2008 GMC Canyon Interior
Substandard materials detract from the interior of the GMC Canyon, which, even for a pickup truck, isn't very accommodating. As a result, the GMC's cabin places fourth out of six-ranked compact pickups. Thewrites, "Overall, the GMC Canyon offers very good mechanical systems, but its interior room and materials should be better."
The amount of room depends upon the body style, with regular cabs seating three, extended cabs seating five, and crew cabs seating six. "Inside, the Canyon is functional at best," decides the Wall Street Journal. "We thought the vast areas of hard plastic could have been made a little softer, or at least molded with nicer texture." Some reviewers think functional is good enough. U.S. News reviewer Rick Newman writes, "GM has improved its interiors enough that the Canyon is as comfy as a basic sedan -- nothing fancy, but durable enough."
Regular cab models seat three passengers on a bench seat. Extended cab models add two rear jump seats accessible through rear-hinged back doors, while crew cabs add a folding rear bench accessible through two conventional rear doors. Reviewer opinion is mixed and inconsistent regarding both comfort and aesthetics. The Kelley Blue Book is more generous, saying, "The seats offer firm bottoms and good lumbar support, and the cloth fabric is both durable and comfortable."reports, "The cloth-covered front seats were comfortable. The material felt fine, but looked a little down-market."
"The front bench seat," claims U.S. News reviewer Rick Newman, "is flat, soft, and uncomfortable." Car and Driver, however, argues, "The front seat remains comfortable for all-day grinds," while conceding that the "seatback is slightly overpadded." Consumer Guide deems the middle space in the front seat "for occasional use only," while the explains that the bench can "accommodate three snugly with the center armrest folded into the seat back." A reviewer for the complains, "My one grouse has to do with the driver's seat, which lacked sufficient lateral support. I hate that feeling that you're crushing the side bolsters when the truck heels over in a sharp turn."
The back seat of the extended cab, writes Consumer Guide, "best suits preteens," while adults in the jump seats "lack leg room even if" the front seats are "pushed well forward." New Car Test Drive reports that the extended cab "is large enough to orient the back seats facing forward, so no one will have to endure the pain of sideways-mounted seats," but warns, "don't expect them to be comfortable," calling the back seat "too cramped for anyone but Munchkins on relatively short jaunts." The crew cab, with its rear bench, is more spacious in back -- enough so that the decides, "Three people can sit in the back seat, although it would be a bit crowded." The complains about the "overly upright seat back that offsets the comfort provided by acceptable legroom."

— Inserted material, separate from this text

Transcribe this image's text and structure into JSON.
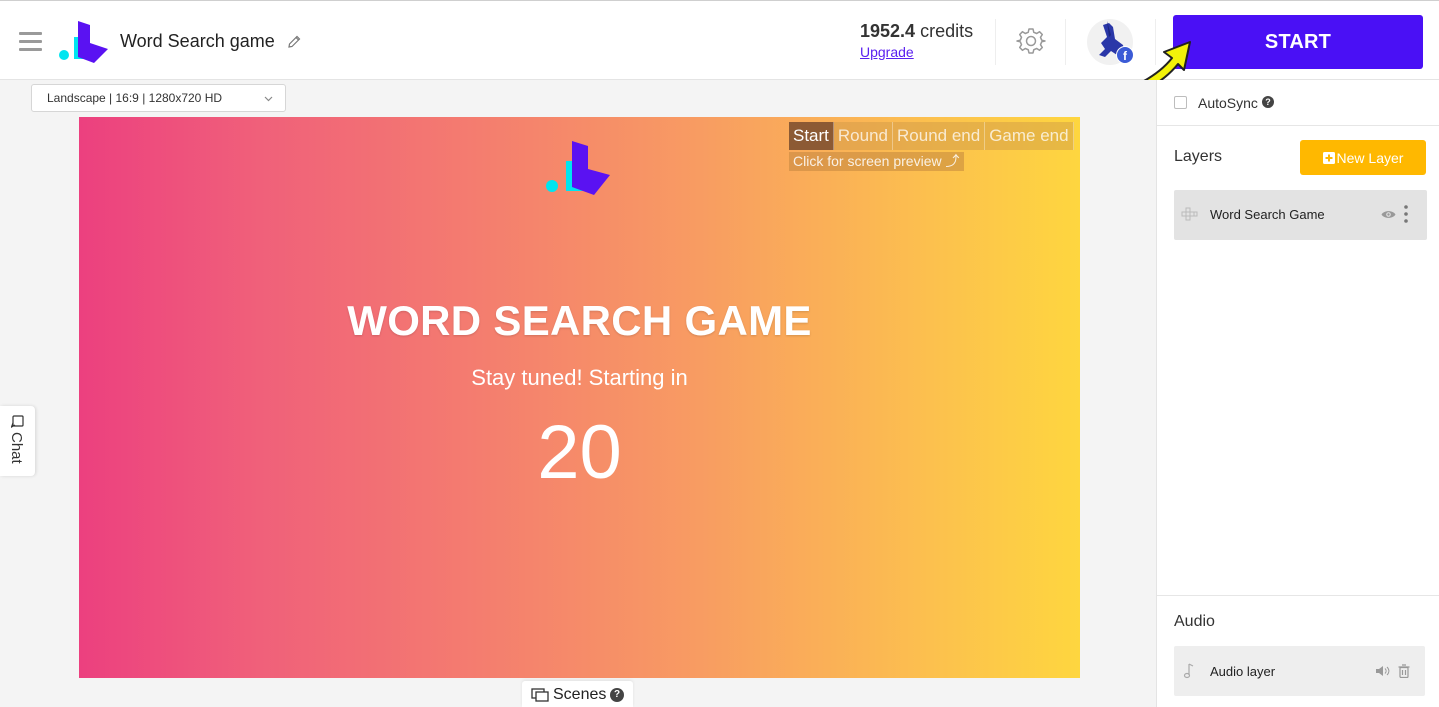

Reviewers generally like the layout of the Canyon's dash. Kelley Blue Book says it's "highly functional, with all the gauges and controls within clear sight and easy reach of the driver." The says it looks "rugged, with a simplicity that I found appealing." A reviewer for the Detroit News voices a few complaints: "Three things bothered me about the Canyon's cabin. There were no lighted or covered vanity mirrors. Also, the old-style column-mounted shifter feels primitive and old-fashioned. And I found the heated seat switches hard to reach on the outsides of the seats." Car and Driver reports, "Audio quality, even from the base six-speaker system, is terrific."
The regular cab offers little interior space, but extended cabs and crew cabs offer significantly more room -- especially "with rear seats folded," notes Consumer Guide. In the crew cab, rear setbacks fold down to create a flat load floor. In the extended cab, the rear jump seats fold up, extending the cargo area from floor to ceiling.